Barclays PLC carries 100% of the financial responsibility for Barclays Africa, but received only 62% of the benefits.

2. Will the brand change?

The business that is known as Barclays Africa today has deep roots in Africa. In Kenya, for example, Barclays has been a household brand for more than 100 years.

We may have to change our brand over time, but we will not take this decision lightly. It would take some time and we will inform you well in advance.

3. Will you keep your operations in the various countries in Africa?

Barclays Africa owns businesses in 10 markets in Africa and we are not selling any of those as a result of the ownership change between Barclays PLC and Barclays Africa.

Barclays PLC owns part of Barclays Africa. Barclays Africa, in turn, owns businesses in 10 countries, including Botswana, Ghana, Kenya, Mauritius, Mozambique, Seychelles, Tanzania, Uganda, Zambia and South Africa, where we are known as Absa. We also have representative offices in Namibia and Nigeria.

4. How does Barclays leaving affect customers and partners?

Like most large companies that have been in business for more than a century, we have had several shareholder changes over that time.

As has been the case during most shareholder changes, for the most part, it will be business as usual for our customers and partners. We will let you know well in advance if there are any changes.

5. Who are the new owners?

Barclays PLC is selling some of its shares in Barclays Africa in several transactions. In the first transaction, conducted in May 2016, 12.2% of its shares were sold to a number of well-known fund managers, including South Africa’s Public Investment Commission (PIC), which manages government employees’ pension money.

As of June 2016, Barclays PLC owned 50.1% of our company. The second-largest shareholder was the PIC, followed by Stanlib Asset Management, Old Mutual Asset Management and Investec Asset Management.

We will know who the final shareholders are when Barclays PLC completes its shareholding reduction programme. Barclays PLC said in March 2016 that it would reduce its shareholding over a period of two to three years.

6. What role do regulators play in the process?

Bank regulators in the UK and in Africa, including the South African Reserve Bank, have several requirements that we must meet to ensure that there are no disruptions to the markets in which we operate.

Barclays PLC and Barclays Africa are working together to ensure that the process is undertaken in an orderly way.

7. Is my money safe?

Our customers can be just as confident doing business with us today as they have always been.

We are financially independent from the global Barclays group and always have been.

We remain a well-capitalised, profitable bank, regulated by the South African Reserve Bank and by the regulators in each of the countries in which we operate.

8. Is Barclays Africa dependent on the global Barclays group for funding?

No. Barclays Africa is not reliant on the global Barclays group for funding, capital or liquidity.

Barclays Africa is independently listed on the Johannesburg Stock Exchange. We have a strong balance sheet of over R1 trillion and are well capitalised.

9. Is Barclays Africa going anywhere?

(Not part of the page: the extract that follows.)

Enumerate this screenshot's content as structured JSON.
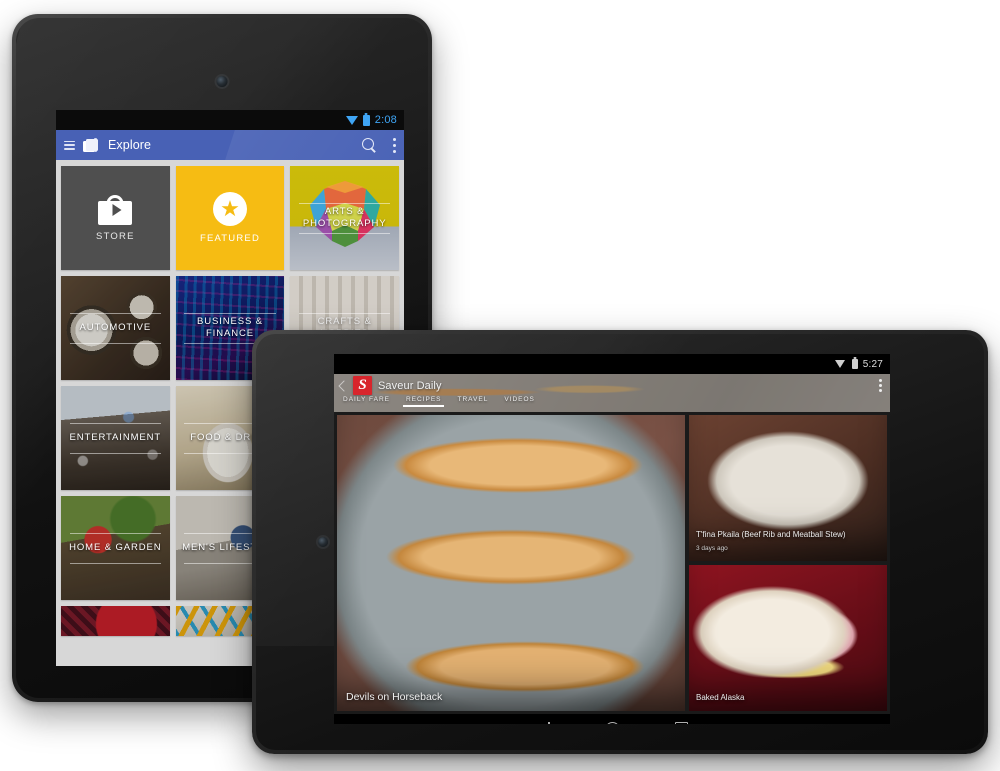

Certainly not. We continue to invest and grow in Africa where we make a significant economic contribution. In the 2015 financial year, Barclays Africa:
Paid R8.6bn in dividends to shareholders
Contributed R7.3bn in taxes
Paid R20.9bn in salaries to 41 772 employees, investing R2.3bn in training and development
Serve 12.3m customers and clients, providing over R703bn in gross loans and advances, safeguarding R688bn in deposits and managing more than R276bn of assets on behalf of our customers and clients
Spent R14.6bn on procurement
Invested R192m in community programmes and 11 284 employees volunteered 66 709 hours
Reached 25 966 SMEs through a series of seminars, conferences and workshops
(source: Barclays Africa 2015 Integrated Report)

10. How are Barclays in Egypt and Zimbabwe affected?

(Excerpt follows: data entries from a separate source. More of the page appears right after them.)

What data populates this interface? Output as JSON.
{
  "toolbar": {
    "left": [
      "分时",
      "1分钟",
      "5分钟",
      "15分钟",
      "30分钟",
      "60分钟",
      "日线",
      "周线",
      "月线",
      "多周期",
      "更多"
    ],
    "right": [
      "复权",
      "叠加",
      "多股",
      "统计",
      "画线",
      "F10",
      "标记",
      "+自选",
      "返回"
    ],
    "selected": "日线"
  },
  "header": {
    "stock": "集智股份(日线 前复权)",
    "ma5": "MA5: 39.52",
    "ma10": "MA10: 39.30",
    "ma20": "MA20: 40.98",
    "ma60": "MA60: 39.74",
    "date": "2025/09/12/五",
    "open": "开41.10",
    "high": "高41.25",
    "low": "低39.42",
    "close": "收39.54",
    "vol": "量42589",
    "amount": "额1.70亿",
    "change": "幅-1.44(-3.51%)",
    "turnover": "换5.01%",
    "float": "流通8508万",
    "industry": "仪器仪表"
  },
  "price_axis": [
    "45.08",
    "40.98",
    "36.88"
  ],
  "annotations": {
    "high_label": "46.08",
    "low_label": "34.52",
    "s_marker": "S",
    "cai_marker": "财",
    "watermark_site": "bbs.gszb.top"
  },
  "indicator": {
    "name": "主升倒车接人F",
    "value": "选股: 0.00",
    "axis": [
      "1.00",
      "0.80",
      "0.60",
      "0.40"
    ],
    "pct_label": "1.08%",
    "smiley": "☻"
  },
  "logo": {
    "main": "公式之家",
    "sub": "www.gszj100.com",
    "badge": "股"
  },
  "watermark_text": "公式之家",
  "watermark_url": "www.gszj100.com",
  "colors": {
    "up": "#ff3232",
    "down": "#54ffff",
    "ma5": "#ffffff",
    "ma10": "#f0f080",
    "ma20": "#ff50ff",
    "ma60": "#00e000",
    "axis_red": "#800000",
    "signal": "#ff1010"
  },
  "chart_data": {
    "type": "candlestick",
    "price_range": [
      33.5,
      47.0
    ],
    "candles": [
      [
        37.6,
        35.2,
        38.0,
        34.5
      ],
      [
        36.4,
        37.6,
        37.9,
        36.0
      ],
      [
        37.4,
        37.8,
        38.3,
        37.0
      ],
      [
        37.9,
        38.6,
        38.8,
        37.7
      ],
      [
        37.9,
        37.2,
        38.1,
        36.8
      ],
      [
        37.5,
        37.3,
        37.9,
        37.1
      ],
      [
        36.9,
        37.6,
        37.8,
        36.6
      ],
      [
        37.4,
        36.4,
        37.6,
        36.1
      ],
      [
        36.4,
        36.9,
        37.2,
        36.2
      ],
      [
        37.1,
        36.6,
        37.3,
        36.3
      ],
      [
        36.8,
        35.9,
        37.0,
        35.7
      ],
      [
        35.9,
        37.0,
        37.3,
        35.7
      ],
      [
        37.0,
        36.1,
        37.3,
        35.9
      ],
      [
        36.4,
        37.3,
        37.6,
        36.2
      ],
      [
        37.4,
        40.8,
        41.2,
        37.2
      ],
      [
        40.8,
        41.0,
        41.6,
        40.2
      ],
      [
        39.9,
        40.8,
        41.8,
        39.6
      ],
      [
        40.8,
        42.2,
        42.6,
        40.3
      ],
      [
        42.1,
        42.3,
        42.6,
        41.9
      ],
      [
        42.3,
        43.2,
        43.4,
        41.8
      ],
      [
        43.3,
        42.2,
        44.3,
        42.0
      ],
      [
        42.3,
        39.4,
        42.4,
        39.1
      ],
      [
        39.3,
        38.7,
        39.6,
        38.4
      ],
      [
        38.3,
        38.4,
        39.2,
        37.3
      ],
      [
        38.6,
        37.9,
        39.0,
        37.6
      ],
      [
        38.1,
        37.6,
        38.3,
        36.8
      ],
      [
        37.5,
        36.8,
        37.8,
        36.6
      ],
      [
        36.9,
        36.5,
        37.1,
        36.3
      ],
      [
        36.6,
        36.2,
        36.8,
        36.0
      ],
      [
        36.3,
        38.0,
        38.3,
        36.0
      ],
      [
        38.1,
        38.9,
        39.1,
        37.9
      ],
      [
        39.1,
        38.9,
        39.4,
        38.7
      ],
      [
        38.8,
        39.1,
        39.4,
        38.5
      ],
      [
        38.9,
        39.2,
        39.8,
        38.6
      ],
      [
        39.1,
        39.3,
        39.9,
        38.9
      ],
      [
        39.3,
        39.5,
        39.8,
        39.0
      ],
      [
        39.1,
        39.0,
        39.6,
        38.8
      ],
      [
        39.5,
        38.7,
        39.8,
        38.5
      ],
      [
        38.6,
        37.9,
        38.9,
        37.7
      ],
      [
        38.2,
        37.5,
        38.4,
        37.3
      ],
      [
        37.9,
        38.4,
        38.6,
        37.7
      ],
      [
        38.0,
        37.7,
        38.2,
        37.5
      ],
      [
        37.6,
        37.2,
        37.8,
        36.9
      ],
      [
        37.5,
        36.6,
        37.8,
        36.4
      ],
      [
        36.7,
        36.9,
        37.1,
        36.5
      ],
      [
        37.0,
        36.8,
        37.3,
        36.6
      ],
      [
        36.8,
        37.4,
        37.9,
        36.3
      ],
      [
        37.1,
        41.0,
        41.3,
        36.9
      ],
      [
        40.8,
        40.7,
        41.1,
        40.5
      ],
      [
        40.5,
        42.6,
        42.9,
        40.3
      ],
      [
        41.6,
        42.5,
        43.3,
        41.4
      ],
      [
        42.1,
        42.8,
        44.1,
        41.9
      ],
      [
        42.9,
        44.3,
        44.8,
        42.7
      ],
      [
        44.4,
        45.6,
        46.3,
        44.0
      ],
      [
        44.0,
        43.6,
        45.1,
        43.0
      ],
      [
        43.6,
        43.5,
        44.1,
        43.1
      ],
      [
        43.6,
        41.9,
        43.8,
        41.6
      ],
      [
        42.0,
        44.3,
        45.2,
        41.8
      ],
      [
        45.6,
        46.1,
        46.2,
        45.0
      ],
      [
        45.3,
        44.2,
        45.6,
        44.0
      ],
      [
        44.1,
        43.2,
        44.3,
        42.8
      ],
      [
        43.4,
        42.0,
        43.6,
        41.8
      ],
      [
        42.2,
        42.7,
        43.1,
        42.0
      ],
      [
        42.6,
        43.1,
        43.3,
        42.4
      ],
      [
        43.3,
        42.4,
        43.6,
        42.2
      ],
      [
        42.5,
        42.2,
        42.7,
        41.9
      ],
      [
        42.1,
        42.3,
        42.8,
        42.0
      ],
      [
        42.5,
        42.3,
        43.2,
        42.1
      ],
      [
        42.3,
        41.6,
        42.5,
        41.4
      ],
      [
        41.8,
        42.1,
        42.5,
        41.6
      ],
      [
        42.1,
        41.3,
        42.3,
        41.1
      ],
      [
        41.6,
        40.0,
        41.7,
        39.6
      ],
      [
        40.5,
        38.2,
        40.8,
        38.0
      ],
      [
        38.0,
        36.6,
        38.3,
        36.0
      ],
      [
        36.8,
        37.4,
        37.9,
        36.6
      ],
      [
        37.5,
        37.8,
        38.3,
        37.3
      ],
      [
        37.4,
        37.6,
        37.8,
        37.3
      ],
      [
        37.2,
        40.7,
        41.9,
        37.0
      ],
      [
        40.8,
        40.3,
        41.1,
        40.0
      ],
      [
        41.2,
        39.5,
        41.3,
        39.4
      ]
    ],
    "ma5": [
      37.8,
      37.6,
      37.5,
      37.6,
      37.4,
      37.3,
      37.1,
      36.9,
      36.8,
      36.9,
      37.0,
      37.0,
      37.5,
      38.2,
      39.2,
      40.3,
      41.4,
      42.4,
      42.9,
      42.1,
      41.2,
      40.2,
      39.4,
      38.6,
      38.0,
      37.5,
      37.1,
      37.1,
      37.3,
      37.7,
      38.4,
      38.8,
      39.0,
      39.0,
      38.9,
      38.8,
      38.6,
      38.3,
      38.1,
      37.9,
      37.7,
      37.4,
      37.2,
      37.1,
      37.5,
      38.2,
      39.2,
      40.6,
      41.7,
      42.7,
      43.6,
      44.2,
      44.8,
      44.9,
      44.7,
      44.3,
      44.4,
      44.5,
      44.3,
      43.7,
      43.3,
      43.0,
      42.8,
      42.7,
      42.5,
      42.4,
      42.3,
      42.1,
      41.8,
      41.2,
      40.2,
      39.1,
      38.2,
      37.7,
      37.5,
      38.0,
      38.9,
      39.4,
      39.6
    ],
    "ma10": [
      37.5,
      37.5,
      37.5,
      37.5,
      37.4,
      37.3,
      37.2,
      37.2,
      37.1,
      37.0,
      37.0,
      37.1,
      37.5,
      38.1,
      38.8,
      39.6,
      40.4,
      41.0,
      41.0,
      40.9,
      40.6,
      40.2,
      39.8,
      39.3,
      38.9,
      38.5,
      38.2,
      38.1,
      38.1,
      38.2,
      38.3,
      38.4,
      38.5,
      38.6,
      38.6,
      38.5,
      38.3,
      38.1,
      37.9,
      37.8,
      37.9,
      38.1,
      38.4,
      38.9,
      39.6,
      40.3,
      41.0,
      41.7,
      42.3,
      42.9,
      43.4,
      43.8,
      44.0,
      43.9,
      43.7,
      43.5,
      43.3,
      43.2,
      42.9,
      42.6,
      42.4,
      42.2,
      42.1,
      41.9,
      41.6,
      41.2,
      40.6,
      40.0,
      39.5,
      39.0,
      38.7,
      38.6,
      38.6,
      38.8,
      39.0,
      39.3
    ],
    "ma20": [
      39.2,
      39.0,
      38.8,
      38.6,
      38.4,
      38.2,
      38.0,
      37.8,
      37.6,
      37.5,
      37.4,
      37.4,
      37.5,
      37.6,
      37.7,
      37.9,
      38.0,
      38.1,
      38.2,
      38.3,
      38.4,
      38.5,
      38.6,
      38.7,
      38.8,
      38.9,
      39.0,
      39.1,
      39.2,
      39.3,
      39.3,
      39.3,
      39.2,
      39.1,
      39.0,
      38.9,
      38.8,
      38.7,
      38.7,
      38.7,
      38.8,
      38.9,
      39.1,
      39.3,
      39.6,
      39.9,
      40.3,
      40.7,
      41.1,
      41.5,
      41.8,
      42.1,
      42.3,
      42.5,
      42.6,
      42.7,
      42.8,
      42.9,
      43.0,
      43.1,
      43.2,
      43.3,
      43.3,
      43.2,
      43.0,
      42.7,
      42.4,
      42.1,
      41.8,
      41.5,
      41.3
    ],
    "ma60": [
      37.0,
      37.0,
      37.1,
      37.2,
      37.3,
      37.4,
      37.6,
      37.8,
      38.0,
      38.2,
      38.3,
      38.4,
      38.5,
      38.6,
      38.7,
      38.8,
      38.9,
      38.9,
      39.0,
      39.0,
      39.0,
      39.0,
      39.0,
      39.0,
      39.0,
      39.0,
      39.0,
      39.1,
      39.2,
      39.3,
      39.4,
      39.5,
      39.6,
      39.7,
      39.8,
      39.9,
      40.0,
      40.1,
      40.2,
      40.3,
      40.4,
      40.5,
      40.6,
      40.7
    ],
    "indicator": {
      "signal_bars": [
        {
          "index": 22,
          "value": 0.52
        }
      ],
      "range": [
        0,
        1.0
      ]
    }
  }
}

Barclays Africa does not own the Egypt and Zimbabwe operations. Barclays PLC owns Barclays in Egypt and Zimbabwe. In March 2016, Barclays PLC announced that it would sell the Egypt and Zimbabwe operations and subsequently announced in October 2016 that Barclays in Egypt would be sold to Attijariwafa Bank.